── PROVIDED RECORDS

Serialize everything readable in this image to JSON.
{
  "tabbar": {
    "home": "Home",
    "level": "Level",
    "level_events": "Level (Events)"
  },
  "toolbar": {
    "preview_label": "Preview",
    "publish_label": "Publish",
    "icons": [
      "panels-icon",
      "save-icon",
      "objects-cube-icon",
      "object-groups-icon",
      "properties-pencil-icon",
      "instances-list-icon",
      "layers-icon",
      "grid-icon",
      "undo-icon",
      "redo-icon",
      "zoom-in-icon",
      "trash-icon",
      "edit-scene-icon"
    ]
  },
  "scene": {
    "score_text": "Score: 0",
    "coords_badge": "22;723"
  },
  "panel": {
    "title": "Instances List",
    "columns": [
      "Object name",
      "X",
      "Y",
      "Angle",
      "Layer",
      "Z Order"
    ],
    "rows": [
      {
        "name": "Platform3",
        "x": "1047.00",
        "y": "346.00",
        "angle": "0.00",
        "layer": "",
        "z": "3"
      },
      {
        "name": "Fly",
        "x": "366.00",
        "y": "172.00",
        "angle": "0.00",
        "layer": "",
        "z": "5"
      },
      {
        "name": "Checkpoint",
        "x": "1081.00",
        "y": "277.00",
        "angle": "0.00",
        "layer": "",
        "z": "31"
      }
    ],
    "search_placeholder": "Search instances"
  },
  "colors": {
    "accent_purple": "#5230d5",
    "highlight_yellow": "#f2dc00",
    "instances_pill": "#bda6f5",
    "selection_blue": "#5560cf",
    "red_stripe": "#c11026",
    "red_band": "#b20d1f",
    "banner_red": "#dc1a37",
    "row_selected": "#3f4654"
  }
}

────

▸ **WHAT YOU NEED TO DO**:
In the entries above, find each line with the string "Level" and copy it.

▸ **ANSWER TO THIS PROBLEM**:
    "level": "Level",
    "level_events": "Level (Events)"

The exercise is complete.